▸ **Exercise**: Retyping the data exactly is the task. Include every line.

##### Information

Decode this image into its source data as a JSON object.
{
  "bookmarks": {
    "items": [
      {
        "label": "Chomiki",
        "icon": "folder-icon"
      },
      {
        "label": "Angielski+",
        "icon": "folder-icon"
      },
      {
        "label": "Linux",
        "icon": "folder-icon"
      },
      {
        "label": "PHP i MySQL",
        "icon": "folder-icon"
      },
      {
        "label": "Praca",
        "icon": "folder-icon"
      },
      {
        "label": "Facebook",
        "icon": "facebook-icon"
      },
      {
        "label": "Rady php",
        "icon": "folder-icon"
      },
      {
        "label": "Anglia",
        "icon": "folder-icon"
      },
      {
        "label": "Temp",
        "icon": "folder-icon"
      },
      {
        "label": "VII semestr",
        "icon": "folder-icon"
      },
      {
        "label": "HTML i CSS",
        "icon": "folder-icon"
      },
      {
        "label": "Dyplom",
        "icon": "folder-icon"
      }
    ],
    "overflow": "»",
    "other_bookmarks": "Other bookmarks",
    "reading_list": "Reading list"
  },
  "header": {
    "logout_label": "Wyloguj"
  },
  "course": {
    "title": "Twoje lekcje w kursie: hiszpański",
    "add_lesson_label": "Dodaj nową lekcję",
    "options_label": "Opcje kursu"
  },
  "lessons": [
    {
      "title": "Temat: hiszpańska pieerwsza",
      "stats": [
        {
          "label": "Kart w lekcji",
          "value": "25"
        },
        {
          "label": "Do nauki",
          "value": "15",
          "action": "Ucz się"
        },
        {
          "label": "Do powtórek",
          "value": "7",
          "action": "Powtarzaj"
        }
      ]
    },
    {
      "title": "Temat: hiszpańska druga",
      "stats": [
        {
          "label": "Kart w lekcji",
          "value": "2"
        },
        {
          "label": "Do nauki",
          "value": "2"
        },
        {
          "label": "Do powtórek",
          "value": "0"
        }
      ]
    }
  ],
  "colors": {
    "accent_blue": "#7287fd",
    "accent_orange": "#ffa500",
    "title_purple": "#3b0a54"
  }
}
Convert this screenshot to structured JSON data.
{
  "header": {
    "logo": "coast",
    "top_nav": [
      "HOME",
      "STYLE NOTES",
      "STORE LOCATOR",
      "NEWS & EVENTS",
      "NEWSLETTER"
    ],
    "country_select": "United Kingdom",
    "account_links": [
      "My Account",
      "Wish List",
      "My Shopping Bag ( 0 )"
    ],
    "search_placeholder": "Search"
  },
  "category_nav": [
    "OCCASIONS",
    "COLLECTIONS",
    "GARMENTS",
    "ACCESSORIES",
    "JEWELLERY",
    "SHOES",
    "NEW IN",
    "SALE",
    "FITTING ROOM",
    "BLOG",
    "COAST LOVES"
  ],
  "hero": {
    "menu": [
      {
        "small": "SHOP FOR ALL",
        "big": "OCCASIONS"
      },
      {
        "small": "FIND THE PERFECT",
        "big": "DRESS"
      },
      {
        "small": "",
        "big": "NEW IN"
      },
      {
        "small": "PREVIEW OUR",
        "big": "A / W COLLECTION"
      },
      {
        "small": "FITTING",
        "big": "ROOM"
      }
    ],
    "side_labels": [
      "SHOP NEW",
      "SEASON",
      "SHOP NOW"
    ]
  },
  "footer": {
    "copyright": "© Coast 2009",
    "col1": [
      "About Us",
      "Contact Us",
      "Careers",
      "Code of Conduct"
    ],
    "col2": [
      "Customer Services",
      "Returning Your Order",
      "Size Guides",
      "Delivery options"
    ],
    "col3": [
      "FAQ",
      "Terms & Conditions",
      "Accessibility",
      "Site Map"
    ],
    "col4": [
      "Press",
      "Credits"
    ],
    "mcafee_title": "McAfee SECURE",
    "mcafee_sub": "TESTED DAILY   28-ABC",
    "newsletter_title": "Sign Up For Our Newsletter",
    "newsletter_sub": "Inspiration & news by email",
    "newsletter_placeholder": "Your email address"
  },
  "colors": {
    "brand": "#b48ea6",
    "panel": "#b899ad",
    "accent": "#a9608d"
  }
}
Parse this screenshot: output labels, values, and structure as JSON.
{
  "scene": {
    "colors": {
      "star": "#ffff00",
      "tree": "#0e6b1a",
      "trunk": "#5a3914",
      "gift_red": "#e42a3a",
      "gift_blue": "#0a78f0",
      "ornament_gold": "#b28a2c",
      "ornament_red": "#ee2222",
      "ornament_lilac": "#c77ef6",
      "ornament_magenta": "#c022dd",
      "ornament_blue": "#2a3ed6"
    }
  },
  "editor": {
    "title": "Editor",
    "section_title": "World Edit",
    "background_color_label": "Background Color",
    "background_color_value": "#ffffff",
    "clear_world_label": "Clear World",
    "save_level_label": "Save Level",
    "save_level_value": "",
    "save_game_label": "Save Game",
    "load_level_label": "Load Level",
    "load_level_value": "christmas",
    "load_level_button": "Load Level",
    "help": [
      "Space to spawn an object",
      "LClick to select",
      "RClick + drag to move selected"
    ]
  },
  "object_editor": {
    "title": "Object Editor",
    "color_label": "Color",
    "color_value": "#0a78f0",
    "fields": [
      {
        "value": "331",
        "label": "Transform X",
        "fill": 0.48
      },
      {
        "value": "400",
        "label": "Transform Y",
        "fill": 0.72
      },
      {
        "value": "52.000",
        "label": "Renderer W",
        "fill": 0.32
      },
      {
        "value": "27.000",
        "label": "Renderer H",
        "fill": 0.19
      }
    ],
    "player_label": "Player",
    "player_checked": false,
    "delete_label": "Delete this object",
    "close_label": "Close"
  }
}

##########

▸ **Completed exercise**:
Decode this image into its source data as a JSON object.
{
  "bookmarks": {
    "items": [
      {
        "label": "Chomiki",
        "icon": "folder-icon"
      },
      {
        "label": "Angielski+",
        "icon": "folder-icon"
      },
      {
        "label": "Linux",
        "icon": "folder-icon"
      },
      {
        "label": "PHP i MySQL",
        "icon": "folder-icon"
      },
      {
        "label": "Praca",
        "icon": "folder-icon"
      },
      {
        "label": "Facebook",
        "icon": "facebook-icon"
      },
      {
        "label": "Rady php",
        "icon": "folder-icon"
      },
      {
        "label": "Anglia",
        "icon": "folder-icon"
      },
      {
        "label": "Temp",
        "icon": "folder-icon"
      },
      {
        "label": "VII semestr",
        "icon": "folder-icon"
      },
      {
        "label": "HTML i CSS",
        "icon": "folder-icon"
      },
      {
        "label": "Dyplom",
        "icon": "folder-icon"
      }
    ],
    "overflow": "»",
    "other_bookmarks": "Other bookmarks",
    "reading_list": "Reading list"
  },
  "header": {
    "logout_label": "Wyloguj"
  },
  "course": {
    "title": "Twoje lekcje w kursie: hiszpański",
    "add_lesson_label": "Dodaj nową lekcję",
    "options_label": "Opcje kursu"
  },
  "lessons": [
    {
      "title": "Temat: hiszpańska pieerwsza",
      "stats": [
        {
          "label": "Kart w lekcji",
          "value": "25"
        },
        {
          "label": "Do nauki",
          "value": "15",
          "action": "Ucz się"
        },
        {
          "label": "Do powtórek",
          "value": "7",
          "action": "Powtarzaj"
        }
      ]
    },
    {
      "title": "Temat: hiszpańska druga",
      "stats": [
        {
          "label": "Kart w lekcji",
          "value": "2"
        },
        {
          "label": "Do nauki",
          "value": "2"
        },
        {
          "label": "Do powtórek",
          "value": "0"
        }
      ]
    }
  ],
  "colors": {
    "accent_blue": "#7287fd",
    "accent_orange": "#ffa500",
    "title_purple": "#3b0a54"
  }
}
Convert this screenshot to structured JSON data.
{
  "header": {
    "logo": "coast",
    "top_nav": [
      "HOME",
      "STYLE NOTES",
      "STORE LOCATOR",
      "NEWS & EVENTS",
      "NEWSLETTER"
    ],
    "country_select": "United Kingdom",
    "account_links": [
      "My Account",
      "Wish List",
      "My Shopping Bag ( 0 )"
    ],
    "search_placeholder": "Search"
  },
  "category_nav": [
    "OCCASIONS",
    "COLLECTIONS",
    "GARMENTS",
    "ACCESSORIES",
    "JEWELLERY",
    "SHOES",
    "NEW IN",
    "SALE",
    "FITTING ROOM",
    "BLOG",
    "COAST LOVES"
  ],
  "hero": {
    "menu": [
      {
        "small": "SHOP FOR ALL",
        "big": "OCCASIONS"
      },
      {
        "small": "FIND THE PERFECT",
        "big": "DRESS"
      },
      {
        "small": "",
        "big": "NEW IN"
      },
      {
        "small": "PREVIEW OUR",
        "big": "A / W COLLECTION"
      },
      {
        "small": "FITTING",
        "big": "ROOM"
      }
    ],
    "side_labels": [
      "SHOP NEW",
      "SEASON",
      "SHOP NOW"
    ]
  },
  "footer": {
    "copyright": "© Coast 2009",
    "col1": [
      "About Us",
      "Contact Us",
      "Careers",
      "Code of Conduct"
    ],
    "col2": [
      "Customer Services",
      "Returning Your Order",
      "Size Guides",
      "Delivery options"
    ],
    "col3": [
      "FAQ",
      "Terms & Conditions",
      "Accessibility",
      "Site Map"
    ],
    "col4": [
      "Press",
      "Credits"
    ],
    "mcafee_title": "McAfee SECURE",
    "mcafee_sub": "TESTED DAILY   28-ABC",
    "newsletter_title": "Sign Up For Our Newsletter",
    "newsletter_sub": "Inspiration & news by email",
    "newsletter_placeholder": "Your email address"
  },
  "colors": {
    "brand": "#b48ea6",
    "panel": "#b899ad",
    "accent": "#a9608d"
  }
}
Parse this screenshot: output labels, values, and structure as JSON.
{
  "scene": {
    "colors": {
      "star": "#ffff00",
      "tree": "#0e6b1a",
      "trunk": "#5a3914",
      "gift_red": "#e42a3a",
      "gift_blue": "#0a78f0",
      "ornament_gold": "#b28a2c",
      "ornament_red": "#ee2222",
      "ornament_lilac": "#c77ef6",
      "ornament_magenta": "#c022dd",
      "ornament_blue": "#2a3ed6"
    }
  },
  "editor": {
    "title": "Editor",
    "section_title": "World Edit",
    "background_color_label": "Background Color",
    "background_color_value": "#ffffff",
    "clear_world_label": "Clear World",
    "save_level_label": "Save Level",
    "save_level_value": "",
    "save_game_label": "Save Game",
    "load_level_label": "Load Level",
    "load_level_value": "christmas",
    "load_level_button": "Load Level",
    "help": [
      "Space to spawn an object",
      "LClick to select",
      "RClick + drag to move selected"
    ]
  },
  "object_editor": {
    "title": "Object Editor",
    "color_label": "Color",
    "color_value": "#0a78f0",
    "fields": [
      {
        "value": "331",
        "label": "Transform X",
        "fill": 0.48
      },
      {
        "value": "400",
        "label": "Transform Y",
        "fill": 0.72
      },
      {
        "value": "52.000",
        "label": "Renderer W",
        "fill": 0.32
      },
      {
        "value": "27.000",
        "label": "Renderer H",
        "fill": 0.19
      }
    ],
    "player_label": "Player",
    "player_checked": false,
    "delete_label": "Delete this object",
    "close_label": "Close"
  }
}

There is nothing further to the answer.